[Collected data]
##########

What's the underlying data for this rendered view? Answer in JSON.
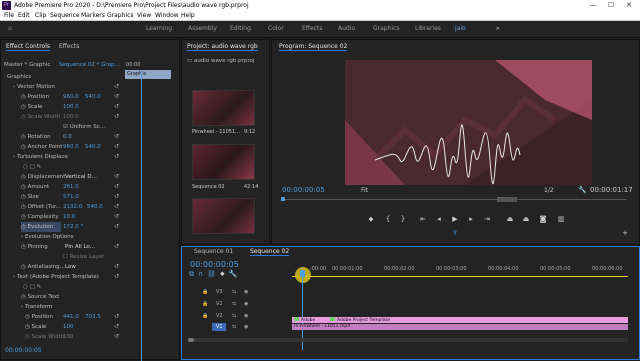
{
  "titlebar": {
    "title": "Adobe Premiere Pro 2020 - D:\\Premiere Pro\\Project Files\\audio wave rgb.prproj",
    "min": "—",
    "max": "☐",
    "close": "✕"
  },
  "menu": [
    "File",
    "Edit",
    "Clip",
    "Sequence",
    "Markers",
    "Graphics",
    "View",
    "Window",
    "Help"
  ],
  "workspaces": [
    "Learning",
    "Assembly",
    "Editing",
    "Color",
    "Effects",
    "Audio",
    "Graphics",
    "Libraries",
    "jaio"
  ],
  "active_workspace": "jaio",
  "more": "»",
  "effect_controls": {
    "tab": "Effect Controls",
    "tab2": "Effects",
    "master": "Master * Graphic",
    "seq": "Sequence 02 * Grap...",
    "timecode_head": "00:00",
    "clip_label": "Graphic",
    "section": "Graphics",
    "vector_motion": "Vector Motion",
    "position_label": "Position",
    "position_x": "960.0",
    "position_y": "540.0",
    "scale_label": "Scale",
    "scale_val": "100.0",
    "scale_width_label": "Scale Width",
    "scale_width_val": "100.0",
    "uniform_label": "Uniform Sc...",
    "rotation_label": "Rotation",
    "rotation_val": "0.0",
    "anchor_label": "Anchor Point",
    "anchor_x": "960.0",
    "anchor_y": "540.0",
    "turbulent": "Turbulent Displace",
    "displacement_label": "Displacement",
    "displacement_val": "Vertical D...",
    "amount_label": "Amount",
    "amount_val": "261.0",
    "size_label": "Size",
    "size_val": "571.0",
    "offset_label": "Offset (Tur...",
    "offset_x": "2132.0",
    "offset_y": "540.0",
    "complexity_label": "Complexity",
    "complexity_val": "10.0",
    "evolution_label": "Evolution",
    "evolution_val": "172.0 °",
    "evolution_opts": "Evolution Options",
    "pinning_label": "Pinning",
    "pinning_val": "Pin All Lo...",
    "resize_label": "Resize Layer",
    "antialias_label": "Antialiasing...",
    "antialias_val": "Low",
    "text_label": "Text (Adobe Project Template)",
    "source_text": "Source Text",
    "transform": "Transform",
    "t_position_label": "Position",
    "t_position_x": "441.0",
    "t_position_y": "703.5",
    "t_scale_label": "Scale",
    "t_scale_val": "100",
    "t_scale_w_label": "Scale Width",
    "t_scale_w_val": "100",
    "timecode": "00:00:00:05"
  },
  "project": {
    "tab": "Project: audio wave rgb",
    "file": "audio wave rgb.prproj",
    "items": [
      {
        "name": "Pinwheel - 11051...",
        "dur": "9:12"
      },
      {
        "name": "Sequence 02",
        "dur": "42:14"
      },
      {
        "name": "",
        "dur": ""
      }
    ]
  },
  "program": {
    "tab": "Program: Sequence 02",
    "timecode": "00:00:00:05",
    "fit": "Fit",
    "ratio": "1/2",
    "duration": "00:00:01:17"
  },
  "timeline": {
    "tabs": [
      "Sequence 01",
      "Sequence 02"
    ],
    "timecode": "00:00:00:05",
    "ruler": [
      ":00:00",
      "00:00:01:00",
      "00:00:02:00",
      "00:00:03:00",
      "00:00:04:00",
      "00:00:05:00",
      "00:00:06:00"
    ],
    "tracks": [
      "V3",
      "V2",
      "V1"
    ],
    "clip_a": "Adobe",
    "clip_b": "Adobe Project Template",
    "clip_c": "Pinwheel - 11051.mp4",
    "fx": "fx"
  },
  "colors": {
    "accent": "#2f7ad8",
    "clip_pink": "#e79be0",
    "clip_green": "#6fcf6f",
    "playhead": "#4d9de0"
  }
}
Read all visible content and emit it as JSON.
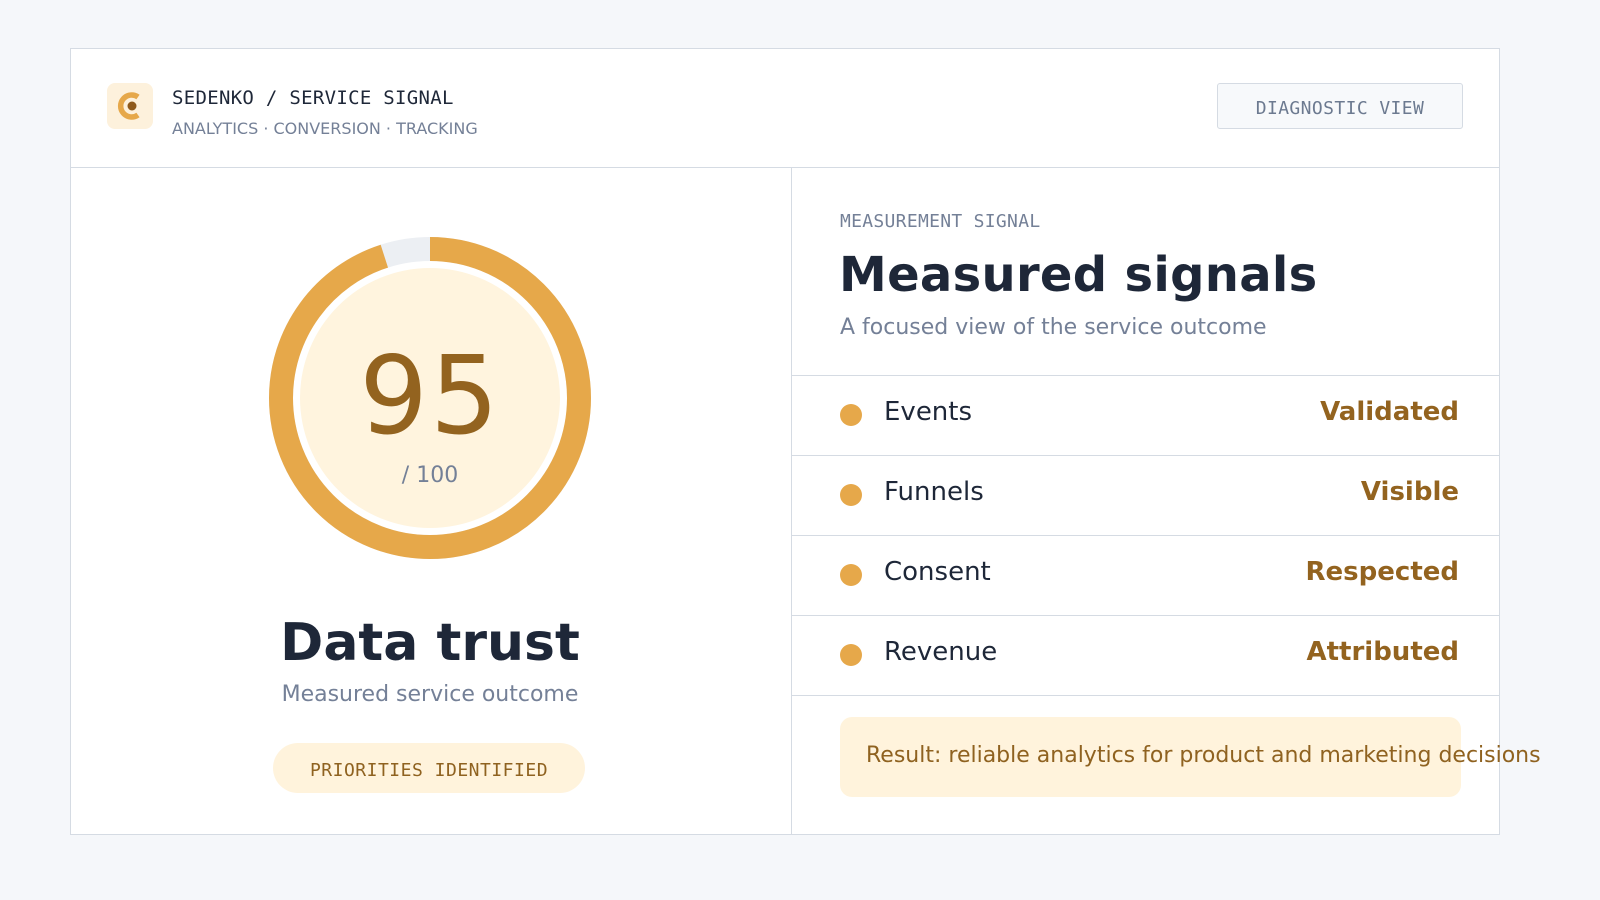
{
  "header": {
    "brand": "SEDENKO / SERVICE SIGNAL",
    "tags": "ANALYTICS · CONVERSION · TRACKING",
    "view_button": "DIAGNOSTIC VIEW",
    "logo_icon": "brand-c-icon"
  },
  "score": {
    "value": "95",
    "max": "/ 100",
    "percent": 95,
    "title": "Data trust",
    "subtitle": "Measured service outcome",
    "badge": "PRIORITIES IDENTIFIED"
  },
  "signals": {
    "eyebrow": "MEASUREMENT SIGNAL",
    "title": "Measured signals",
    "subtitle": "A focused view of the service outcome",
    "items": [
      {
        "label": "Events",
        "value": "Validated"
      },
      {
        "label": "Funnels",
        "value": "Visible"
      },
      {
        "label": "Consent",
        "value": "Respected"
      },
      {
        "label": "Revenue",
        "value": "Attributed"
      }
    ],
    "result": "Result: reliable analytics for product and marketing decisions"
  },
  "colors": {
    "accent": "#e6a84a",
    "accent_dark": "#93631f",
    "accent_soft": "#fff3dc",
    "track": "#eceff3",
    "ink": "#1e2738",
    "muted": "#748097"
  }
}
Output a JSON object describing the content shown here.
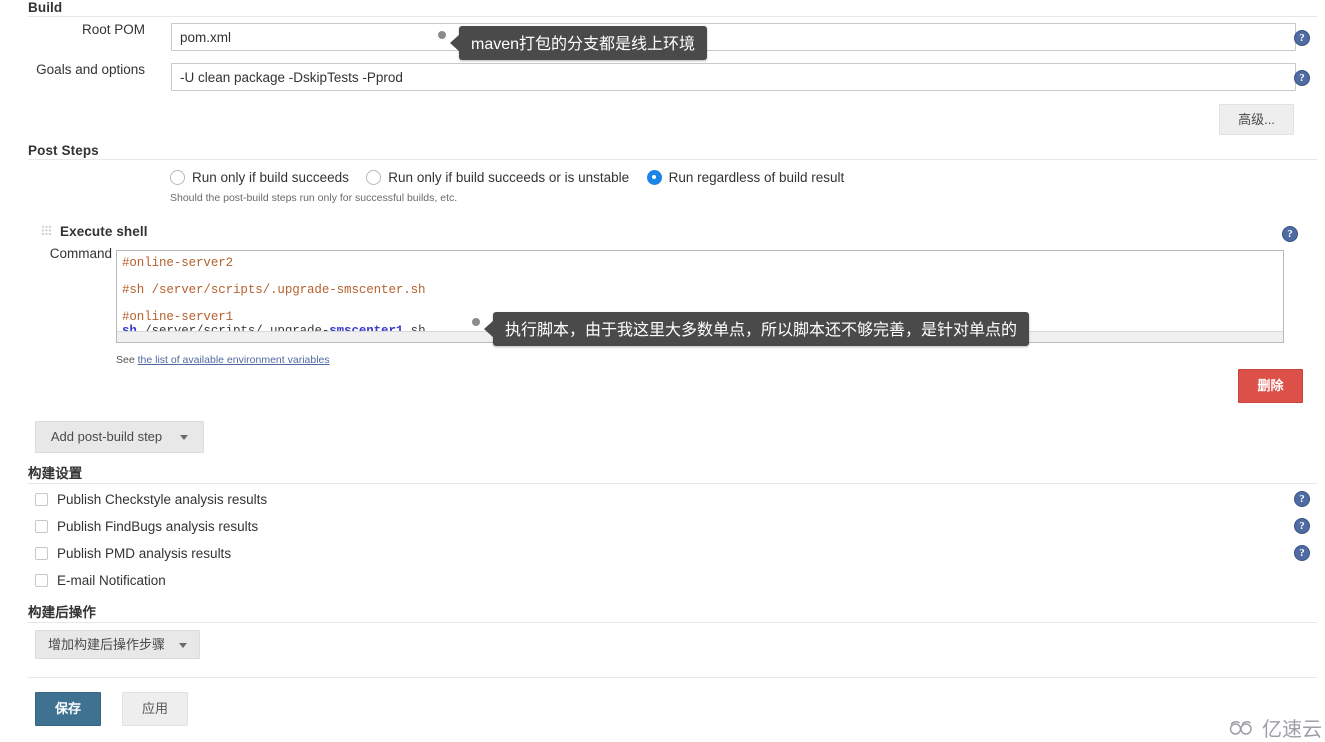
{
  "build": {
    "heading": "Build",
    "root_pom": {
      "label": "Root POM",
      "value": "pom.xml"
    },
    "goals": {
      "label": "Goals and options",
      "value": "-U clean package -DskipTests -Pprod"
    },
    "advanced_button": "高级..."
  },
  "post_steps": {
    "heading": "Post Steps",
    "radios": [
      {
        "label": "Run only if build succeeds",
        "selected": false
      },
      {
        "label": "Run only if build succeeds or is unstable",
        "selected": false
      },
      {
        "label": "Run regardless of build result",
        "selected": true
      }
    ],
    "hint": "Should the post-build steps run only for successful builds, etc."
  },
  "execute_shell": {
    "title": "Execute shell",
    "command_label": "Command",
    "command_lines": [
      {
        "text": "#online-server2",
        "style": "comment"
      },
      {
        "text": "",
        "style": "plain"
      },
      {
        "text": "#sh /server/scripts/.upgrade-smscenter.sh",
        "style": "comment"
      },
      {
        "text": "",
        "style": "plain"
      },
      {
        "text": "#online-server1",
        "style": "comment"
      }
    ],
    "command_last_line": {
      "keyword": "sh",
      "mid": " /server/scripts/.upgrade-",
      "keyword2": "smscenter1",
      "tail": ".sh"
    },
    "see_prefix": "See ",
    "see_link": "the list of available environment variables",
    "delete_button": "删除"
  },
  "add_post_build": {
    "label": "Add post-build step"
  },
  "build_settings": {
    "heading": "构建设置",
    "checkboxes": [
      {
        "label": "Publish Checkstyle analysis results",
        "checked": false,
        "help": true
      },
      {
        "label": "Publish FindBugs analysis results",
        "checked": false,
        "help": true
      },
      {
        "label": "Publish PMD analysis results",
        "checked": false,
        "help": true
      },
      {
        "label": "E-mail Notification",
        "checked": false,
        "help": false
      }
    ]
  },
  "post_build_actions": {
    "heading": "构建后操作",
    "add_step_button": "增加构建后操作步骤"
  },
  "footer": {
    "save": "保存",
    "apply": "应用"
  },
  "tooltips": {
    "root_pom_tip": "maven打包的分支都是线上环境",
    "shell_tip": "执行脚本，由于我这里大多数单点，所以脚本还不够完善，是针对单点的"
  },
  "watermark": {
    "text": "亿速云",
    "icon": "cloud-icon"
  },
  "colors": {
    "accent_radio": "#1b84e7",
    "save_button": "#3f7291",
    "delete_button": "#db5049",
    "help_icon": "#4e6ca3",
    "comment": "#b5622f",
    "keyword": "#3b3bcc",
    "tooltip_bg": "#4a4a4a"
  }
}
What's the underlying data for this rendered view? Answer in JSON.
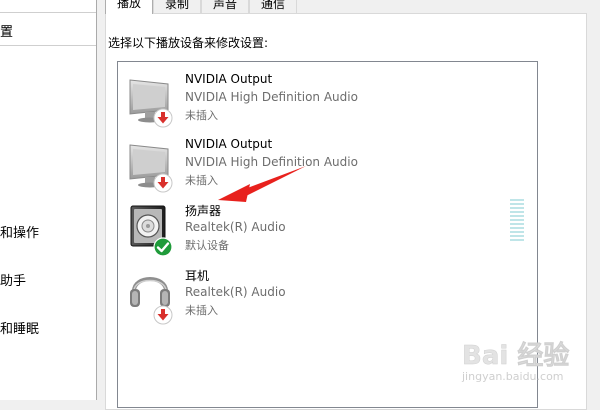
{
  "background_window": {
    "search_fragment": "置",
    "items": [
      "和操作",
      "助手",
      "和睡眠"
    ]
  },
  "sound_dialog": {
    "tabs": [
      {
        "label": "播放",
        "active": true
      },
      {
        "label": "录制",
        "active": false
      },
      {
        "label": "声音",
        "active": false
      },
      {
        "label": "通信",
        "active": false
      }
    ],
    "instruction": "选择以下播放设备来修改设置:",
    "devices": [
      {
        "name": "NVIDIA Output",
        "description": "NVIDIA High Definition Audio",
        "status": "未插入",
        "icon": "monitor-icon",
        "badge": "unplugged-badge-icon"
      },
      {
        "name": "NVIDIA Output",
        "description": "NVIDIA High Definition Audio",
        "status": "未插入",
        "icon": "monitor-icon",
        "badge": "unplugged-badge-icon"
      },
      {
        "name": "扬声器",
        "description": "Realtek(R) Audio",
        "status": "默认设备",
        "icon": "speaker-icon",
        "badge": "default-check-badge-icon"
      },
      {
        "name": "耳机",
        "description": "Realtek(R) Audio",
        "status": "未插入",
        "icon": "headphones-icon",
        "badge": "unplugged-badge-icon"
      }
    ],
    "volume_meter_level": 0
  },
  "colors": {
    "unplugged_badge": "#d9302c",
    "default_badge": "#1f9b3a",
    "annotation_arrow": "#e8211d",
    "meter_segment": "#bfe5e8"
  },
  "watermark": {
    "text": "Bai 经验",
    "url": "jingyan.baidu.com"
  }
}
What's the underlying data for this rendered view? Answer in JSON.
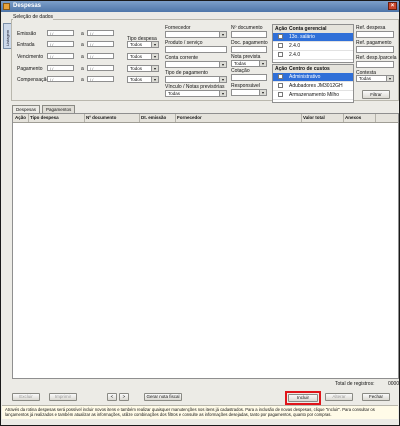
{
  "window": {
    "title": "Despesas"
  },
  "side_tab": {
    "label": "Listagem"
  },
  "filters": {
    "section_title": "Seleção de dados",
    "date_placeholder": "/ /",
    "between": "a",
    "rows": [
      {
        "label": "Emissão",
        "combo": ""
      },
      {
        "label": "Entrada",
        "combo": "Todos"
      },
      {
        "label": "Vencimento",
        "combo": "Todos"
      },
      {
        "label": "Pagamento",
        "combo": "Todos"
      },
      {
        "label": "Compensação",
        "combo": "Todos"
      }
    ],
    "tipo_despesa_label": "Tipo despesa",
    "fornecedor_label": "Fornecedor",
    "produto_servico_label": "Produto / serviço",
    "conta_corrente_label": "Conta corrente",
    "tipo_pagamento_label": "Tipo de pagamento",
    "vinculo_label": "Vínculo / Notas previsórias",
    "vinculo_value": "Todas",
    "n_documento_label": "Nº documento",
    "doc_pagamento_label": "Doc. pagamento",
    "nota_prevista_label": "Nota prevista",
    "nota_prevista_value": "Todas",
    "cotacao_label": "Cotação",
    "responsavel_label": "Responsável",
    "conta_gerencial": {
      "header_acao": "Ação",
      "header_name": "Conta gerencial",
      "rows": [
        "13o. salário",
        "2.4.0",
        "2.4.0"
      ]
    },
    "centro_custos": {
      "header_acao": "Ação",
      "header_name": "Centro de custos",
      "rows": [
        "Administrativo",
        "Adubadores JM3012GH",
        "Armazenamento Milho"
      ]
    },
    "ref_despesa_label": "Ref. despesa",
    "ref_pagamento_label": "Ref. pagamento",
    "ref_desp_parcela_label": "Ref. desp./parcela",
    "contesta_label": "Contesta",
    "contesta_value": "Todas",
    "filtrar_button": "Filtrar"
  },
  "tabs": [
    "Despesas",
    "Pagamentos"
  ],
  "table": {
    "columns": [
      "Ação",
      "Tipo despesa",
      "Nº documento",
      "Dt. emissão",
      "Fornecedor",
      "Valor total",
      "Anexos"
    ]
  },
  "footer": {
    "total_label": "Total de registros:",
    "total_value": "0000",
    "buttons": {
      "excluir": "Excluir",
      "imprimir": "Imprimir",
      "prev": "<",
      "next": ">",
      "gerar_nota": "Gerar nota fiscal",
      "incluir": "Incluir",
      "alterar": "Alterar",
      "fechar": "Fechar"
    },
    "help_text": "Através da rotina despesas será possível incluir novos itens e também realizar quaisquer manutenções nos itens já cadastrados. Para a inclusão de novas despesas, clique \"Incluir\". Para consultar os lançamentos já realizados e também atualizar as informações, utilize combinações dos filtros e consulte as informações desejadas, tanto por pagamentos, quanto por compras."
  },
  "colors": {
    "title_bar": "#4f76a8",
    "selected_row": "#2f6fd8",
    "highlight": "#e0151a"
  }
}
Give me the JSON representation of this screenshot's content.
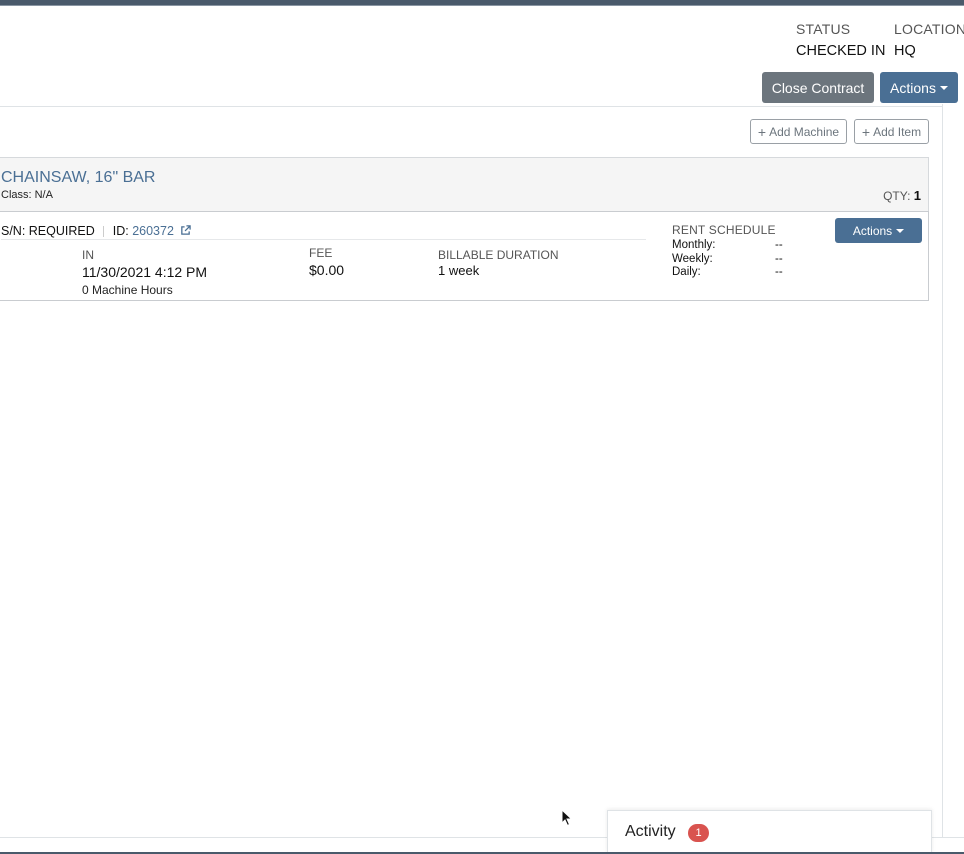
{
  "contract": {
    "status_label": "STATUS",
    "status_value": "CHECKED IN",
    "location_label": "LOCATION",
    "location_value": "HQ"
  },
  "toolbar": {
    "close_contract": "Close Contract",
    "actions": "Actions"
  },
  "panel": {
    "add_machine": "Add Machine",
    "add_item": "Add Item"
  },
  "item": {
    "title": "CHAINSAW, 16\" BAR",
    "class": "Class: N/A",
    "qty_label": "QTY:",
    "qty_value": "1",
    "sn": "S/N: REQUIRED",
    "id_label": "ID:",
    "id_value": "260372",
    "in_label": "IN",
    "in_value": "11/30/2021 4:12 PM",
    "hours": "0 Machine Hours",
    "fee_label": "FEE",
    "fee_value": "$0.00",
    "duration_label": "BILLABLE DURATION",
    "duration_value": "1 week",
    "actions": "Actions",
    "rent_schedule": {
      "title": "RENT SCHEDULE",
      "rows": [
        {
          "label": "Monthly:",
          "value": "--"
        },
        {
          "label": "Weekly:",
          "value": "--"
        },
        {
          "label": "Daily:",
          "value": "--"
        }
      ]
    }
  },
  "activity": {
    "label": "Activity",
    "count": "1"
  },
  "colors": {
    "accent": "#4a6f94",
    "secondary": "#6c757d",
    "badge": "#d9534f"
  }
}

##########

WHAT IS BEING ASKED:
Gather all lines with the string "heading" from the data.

TASK OUTPUT:
    "heading": "Build",
    "heading": "Post Steps",
    "heading": "构建设置",
    "heading": "构建后操作",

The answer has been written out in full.